It’s difficult to comprehend why plug-in hybrids aren’t more common.
For a driving populous in transition, they offer the most appealing interim solution. The bulk of one’s day-to-day driving can be done with electric power, and an internal combustion engine remains in reserve for longer journeys. They quell range anxiety while still allowing drivers to dabble in the electric vehicle lifestyle.
One brand that has remained committed to the plug-in electric vehicle is Volvo. Its T8 powertrains can be found in the S90 large sedan, XC60 compact SUV, and XC90 three-row. It should therefore come as no surprise that the first release from a new breakout brand, the Polestar 1, is itself a plug-in hybrid.

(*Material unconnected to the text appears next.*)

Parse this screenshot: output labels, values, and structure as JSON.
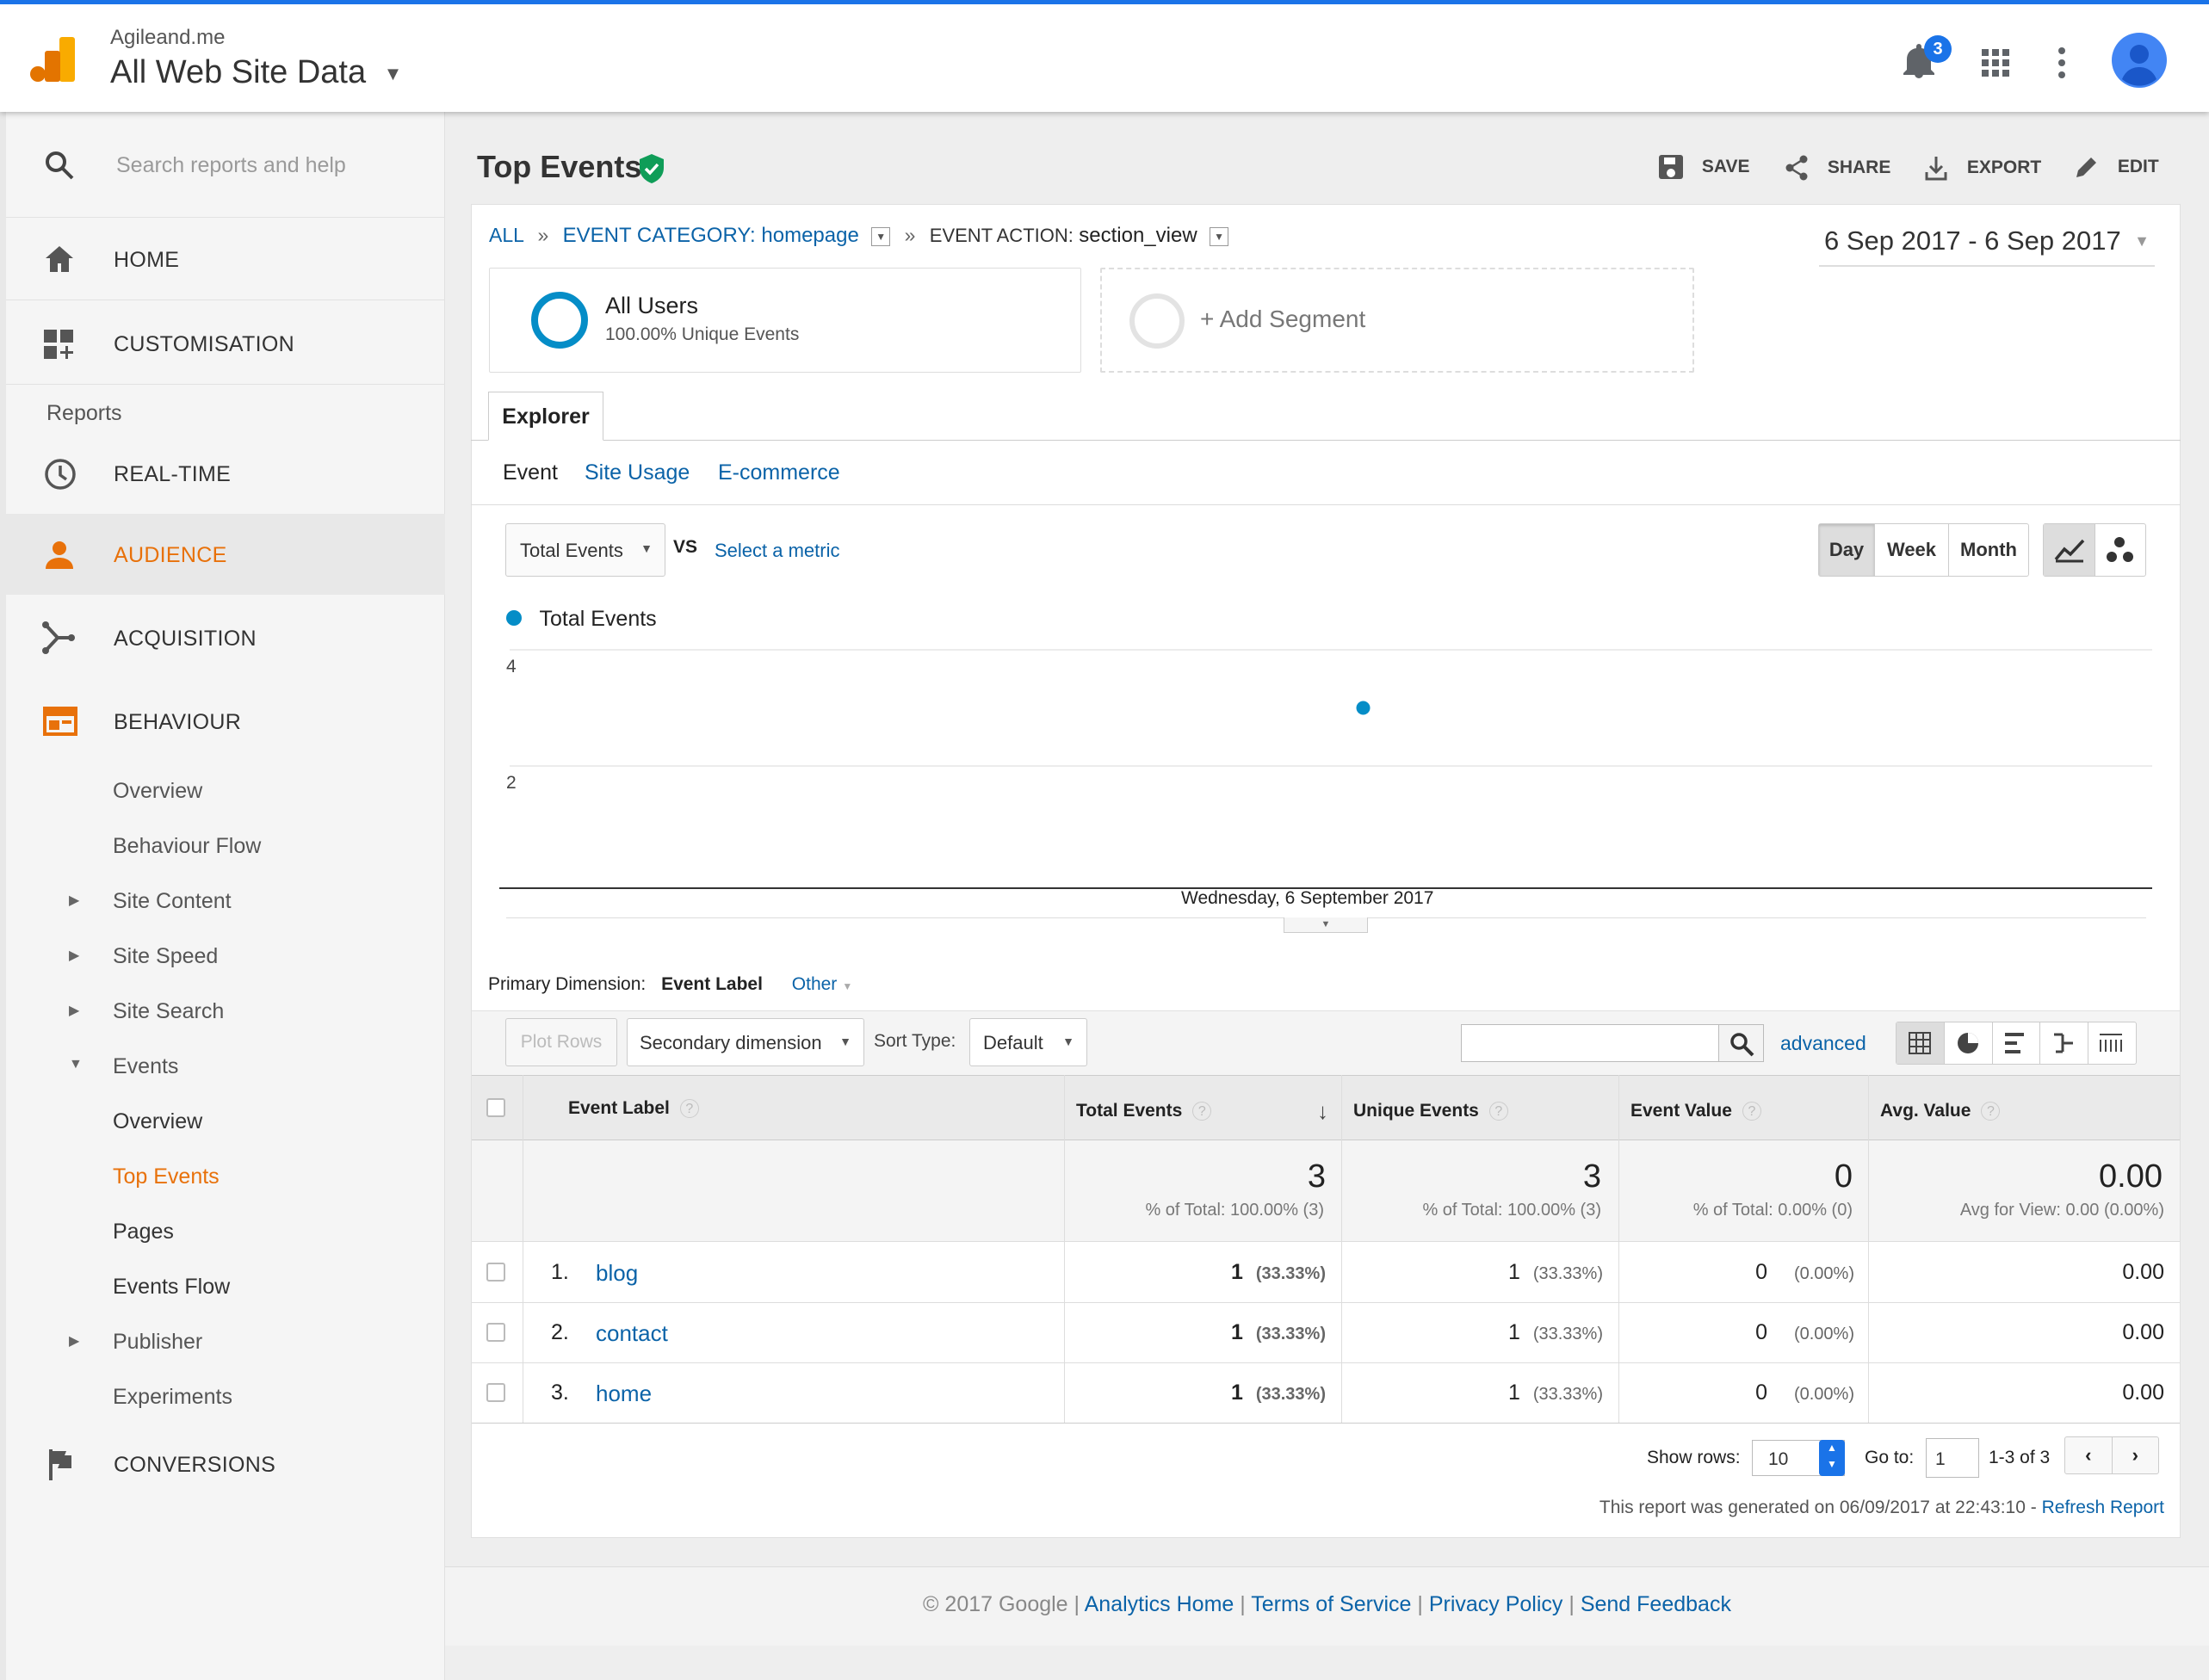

Is the Polestar 1 a Volvo? Yes and no. Polestar was an independent performance tuner not so long ago, but Volvo bought the company in 2015. Today, Polestar is 50 per cent owned by Volvo and 50 per cent by Volvo’s parent company, Geely Auto Group of China, and the brand is being set apart as a performance-oriented expression of the Volvo ethos.
Interestingly, while Polestar 1 is being framed as a halo car for the new marque, it will be the only car in its lineup that isn’t fully electric. Its statistics, though, are electrifying on paper: 619 horsepower and 738 pound-feet of torque, created through a combination of a 2.0-litre four-cylinder engine that is both turbocharged and supercharged, a pair of 85 kW electric motors driving each of the rear wheels, and a 52 kW integrated starter generator.
The battery packs have a total capacity of 34 kW for a total of 112 km of all-electric range, the longest for any plug-in hybrid. These can be recharged on a Level 3 charger to 80 per cent in less than an hour.
By building Polestar 1 entirely out of carbon fibre, the car weighs 500 pounds less than it would built in steel. However, after the batteries and electric motors are mounted, the total weight becomes 2,350 kilograms, or 5,180 pounds. The resulting drive feel is invigorating, though some allowance must be made relative to a gasoline-powered supercar with similar power figures.
Performance enthusiasts will adore the manually adjustable Öhlins dual flow valve dampers, which can adjust stiffness by 20 per cent in either direction by turning dials under the hood and on the rear suspension. On the less accommodating side, the rear seats are not recommended for use by passengers taller than 145 cm, and the space taken up by the battery packs leaves a trunk that can hold only 125 litres of cargo. Polestar has made this space visually interesting by exposing the electrical connections behind a piece of plexiglass, but should one wish to use this as a grand touring car as proposed, it will be necessary to pack light.
And while the Volvo Sensus infotainment system that will be present in the Polestar 1 is pleasant enough, it is surprising that the lower-priced all-electric Polestar 2 that’s due to arrive in the coming months will ship with a far more impressive Android-driven infotainment system that uses Google mapping and apps without having to be connected to a mobile phone (or to draw from said phone’s data plan).
Over the next three years, only 30 Polestar 1 units per year will be allocated to Canada. Pricing, which apart from some colour selections is largely all-inclusive, starts at $199,000.
Like this story? Read more from our Transportation section.